It is sometimes amusing for Muslims to observe, more or less correctly, that the actual number of their rank who have adopted Christianity as a result of missionary endeavors has been negligible. Nonetheless, the information gained by missionaries who have worked in Muslim cultures has gone far toward providing a much more accurate understanding of Islam for those who live in the West. The Twentieth Century and Beyond Among the harshest realities affecting Christian-Muslim relationships over the past century has been Western imperialism, with which missionary activity often has been associated.
The dhimmi status was preferable to Byzantine oppression. Christians remained the majority in much of what was nominally Muslim territory for a number of centuries after the Crusades. Muslim military expeditions were political in nature, and generally not undertaken for the purpose of forcing conversion to Islam as an alternative to the sword. This fact may be difﬁcult for contemporary Christians to understand, and asking Muslims to explain the concept of jihad, which often is portrayed in the media to mean conversion by the sword or some other military means, is one of the questions generally high on their agenda for dialogue.

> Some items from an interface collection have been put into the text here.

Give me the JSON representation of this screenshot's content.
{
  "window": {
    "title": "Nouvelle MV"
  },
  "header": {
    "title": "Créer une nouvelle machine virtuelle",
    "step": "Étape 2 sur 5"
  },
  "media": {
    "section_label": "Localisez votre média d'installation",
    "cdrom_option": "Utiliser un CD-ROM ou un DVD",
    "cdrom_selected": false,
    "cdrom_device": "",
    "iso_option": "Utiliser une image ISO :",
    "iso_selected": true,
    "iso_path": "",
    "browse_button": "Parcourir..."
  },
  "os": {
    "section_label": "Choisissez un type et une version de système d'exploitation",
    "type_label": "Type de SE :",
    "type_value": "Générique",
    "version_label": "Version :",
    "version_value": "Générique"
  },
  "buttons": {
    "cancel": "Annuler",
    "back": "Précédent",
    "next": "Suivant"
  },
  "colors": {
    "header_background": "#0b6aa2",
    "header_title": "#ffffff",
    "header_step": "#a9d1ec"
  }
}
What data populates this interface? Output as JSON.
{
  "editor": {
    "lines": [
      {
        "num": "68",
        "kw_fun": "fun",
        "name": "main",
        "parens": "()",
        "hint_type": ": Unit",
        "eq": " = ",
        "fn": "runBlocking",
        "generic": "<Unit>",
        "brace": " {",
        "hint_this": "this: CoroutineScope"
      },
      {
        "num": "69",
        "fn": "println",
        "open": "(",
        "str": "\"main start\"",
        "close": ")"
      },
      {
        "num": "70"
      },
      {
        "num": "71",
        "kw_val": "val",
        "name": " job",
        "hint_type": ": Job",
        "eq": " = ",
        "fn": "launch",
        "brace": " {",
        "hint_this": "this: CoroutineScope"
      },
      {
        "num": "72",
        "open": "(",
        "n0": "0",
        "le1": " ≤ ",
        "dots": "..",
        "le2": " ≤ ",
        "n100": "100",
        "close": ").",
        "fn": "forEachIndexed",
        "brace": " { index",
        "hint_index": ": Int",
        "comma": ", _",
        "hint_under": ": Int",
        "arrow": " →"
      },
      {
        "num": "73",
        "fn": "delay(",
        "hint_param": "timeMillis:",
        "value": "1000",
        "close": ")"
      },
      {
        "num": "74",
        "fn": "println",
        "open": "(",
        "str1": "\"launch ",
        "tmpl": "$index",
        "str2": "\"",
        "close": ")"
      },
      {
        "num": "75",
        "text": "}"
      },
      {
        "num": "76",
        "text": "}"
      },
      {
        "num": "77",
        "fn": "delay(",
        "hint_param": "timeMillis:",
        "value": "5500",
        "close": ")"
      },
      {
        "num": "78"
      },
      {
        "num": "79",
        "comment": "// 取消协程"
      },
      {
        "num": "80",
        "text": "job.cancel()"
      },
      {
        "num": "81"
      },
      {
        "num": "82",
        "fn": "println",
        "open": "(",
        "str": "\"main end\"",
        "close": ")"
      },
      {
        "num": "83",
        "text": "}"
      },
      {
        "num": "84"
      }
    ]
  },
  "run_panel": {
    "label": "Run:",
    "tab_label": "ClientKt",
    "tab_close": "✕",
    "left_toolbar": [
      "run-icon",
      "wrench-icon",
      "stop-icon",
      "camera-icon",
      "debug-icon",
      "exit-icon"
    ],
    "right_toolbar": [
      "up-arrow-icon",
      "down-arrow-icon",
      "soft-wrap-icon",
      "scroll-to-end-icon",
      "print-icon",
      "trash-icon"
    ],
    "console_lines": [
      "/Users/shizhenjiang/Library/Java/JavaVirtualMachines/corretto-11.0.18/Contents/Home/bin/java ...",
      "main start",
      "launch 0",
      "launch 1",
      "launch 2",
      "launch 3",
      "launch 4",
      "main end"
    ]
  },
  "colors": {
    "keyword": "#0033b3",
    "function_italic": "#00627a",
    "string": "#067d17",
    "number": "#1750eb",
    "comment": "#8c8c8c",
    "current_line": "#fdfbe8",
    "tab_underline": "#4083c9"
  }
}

Art, poetry, philosophy, mathematics, medicine, and many other disciplines reached new levels of glory and achievement. The Islamic atmosphere in which they developed encouraged an understanding that these arts and sciences were interrelated, as all were related to the oneness and being of God. In the eighteenth century the three great empires of the world—the Moghul, the Persian, and the Ottoman—were all Islamic. But the great days were waning, and both politically and culturally Muslims found themselves falling behind to scientiﬁc and other achievements of the West.